Present each line of the entries below that holds the word "likes".

************

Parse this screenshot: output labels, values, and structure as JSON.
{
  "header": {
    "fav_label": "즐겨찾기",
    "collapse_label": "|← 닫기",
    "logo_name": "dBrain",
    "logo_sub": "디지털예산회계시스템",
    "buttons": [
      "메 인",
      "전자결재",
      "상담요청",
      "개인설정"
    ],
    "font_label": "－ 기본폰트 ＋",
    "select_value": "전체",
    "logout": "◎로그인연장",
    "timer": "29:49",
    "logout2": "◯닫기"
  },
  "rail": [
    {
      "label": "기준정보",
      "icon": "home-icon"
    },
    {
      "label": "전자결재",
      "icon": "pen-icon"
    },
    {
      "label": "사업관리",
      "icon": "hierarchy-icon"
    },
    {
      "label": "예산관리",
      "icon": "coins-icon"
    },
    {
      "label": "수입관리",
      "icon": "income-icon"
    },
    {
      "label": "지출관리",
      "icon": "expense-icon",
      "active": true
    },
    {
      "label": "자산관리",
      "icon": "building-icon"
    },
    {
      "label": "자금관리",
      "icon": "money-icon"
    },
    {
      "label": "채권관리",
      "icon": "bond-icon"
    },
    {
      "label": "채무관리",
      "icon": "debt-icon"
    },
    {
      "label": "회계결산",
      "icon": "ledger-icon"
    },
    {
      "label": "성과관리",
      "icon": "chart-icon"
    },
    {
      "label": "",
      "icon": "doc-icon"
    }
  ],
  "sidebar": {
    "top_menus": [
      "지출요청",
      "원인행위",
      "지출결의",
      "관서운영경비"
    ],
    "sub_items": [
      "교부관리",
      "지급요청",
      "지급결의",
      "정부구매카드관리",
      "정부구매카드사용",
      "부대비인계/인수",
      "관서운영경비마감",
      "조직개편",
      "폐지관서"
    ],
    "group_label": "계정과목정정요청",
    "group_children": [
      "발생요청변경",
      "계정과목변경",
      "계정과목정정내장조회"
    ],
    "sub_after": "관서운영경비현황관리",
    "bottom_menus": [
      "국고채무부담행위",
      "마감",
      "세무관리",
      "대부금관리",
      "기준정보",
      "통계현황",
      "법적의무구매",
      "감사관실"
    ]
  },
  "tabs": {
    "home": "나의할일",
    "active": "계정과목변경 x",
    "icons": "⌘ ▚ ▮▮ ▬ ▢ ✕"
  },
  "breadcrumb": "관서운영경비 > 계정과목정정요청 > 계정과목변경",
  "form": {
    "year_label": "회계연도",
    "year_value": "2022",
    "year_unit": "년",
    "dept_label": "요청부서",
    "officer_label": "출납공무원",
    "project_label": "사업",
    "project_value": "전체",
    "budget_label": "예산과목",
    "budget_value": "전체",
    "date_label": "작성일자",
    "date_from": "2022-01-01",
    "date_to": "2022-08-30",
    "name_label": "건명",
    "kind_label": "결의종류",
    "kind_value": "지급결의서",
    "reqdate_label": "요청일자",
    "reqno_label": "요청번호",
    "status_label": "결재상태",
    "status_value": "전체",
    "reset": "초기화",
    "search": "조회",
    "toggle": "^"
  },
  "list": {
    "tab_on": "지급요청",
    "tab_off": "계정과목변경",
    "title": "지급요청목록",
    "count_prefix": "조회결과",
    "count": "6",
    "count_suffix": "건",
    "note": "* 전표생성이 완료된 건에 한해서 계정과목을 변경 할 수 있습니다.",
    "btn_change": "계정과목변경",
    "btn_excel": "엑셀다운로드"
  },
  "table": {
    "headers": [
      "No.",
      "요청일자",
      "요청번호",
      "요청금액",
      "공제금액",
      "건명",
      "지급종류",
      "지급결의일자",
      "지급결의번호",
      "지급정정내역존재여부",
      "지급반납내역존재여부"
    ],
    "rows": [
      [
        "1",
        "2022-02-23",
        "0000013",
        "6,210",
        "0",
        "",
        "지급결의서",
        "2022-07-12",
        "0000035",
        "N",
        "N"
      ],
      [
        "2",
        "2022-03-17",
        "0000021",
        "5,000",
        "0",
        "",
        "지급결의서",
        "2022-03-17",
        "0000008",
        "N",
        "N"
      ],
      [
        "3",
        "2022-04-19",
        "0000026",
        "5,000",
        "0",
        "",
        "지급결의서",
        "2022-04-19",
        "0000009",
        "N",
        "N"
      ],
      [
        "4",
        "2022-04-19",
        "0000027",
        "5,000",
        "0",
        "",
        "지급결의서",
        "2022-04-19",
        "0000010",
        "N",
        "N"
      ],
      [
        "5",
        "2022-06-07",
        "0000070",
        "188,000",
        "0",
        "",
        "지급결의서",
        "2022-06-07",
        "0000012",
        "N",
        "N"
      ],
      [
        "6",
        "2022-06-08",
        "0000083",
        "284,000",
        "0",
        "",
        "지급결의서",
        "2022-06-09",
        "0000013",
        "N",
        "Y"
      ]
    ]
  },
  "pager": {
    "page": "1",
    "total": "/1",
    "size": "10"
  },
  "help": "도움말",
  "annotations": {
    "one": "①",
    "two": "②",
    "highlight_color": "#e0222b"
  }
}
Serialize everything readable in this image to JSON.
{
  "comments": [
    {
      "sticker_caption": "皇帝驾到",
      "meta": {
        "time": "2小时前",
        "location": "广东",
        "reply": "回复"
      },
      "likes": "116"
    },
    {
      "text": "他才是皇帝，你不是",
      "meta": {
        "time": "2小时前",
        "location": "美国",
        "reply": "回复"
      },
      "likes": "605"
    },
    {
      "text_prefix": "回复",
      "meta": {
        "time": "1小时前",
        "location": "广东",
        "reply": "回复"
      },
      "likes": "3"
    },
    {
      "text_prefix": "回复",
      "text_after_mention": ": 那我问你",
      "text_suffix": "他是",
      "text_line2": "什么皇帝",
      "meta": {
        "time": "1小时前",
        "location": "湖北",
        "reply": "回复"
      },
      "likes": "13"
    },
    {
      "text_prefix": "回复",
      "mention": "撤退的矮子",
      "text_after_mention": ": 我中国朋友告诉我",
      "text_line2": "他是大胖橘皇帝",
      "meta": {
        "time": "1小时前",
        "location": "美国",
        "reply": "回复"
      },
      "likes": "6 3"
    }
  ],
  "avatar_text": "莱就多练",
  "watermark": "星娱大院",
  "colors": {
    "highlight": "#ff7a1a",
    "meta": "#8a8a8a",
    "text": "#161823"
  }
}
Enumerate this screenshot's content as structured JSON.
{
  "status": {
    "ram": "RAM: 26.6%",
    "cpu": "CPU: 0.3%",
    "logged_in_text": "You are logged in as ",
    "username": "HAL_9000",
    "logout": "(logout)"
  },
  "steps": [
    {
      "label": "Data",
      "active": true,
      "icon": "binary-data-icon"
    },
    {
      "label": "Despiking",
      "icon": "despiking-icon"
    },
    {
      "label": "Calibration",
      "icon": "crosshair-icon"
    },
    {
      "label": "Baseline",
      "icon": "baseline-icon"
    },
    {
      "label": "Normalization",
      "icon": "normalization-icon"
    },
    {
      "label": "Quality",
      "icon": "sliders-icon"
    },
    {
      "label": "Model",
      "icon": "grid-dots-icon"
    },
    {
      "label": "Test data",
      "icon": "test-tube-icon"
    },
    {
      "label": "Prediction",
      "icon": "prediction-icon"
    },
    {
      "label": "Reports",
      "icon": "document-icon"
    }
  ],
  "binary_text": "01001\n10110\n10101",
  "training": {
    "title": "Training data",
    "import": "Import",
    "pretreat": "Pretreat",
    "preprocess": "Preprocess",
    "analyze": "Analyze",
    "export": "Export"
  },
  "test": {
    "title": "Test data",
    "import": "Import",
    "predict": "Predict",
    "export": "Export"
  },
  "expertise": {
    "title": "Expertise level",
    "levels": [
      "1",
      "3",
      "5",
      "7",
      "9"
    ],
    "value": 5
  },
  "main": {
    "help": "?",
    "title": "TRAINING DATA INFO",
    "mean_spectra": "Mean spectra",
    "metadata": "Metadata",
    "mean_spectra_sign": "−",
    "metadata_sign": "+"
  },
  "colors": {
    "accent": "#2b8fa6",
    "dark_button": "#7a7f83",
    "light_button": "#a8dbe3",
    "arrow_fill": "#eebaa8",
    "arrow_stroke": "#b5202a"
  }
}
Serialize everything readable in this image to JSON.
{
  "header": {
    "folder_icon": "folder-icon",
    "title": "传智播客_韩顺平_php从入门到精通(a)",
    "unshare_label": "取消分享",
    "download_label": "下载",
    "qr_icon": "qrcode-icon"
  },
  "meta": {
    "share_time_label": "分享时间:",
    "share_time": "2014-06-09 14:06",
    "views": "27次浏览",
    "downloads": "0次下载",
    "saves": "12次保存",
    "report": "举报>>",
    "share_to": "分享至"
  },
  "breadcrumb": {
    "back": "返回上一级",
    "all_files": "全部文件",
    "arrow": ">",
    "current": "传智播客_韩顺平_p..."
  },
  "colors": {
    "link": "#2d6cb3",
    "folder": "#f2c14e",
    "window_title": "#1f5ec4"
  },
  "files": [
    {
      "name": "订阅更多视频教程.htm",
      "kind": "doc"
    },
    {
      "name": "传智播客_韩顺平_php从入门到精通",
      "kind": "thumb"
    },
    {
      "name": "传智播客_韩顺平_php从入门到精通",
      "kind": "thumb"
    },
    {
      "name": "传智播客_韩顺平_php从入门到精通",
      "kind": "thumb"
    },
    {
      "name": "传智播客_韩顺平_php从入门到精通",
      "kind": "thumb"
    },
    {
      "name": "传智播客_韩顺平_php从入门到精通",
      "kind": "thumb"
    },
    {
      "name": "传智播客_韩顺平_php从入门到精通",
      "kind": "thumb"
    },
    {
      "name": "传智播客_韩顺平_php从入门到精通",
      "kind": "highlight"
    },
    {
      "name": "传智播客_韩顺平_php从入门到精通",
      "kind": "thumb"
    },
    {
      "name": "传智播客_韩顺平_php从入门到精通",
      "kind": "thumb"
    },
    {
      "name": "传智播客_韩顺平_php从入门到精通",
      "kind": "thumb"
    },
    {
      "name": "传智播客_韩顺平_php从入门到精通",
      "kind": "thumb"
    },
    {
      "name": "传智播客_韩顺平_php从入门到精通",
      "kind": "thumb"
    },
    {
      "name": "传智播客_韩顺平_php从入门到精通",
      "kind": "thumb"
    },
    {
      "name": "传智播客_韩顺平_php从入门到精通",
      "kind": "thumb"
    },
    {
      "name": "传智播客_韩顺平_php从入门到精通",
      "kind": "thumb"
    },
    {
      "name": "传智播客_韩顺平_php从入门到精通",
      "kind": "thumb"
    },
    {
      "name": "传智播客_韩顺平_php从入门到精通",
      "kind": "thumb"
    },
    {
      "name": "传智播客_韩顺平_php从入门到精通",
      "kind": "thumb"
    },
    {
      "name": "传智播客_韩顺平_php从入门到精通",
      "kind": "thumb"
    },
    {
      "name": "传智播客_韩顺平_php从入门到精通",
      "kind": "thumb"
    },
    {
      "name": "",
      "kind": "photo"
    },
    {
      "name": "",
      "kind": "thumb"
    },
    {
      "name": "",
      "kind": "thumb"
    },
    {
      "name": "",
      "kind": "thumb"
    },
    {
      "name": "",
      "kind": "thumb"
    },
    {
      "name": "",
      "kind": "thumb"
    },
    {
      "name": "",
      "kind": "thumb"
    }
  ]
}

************

## THE COMPLETED TASK
      "likes": "116"
      "likes": "605"
      "likes": "3"
      "likes": "13"
      "likes": "6 3"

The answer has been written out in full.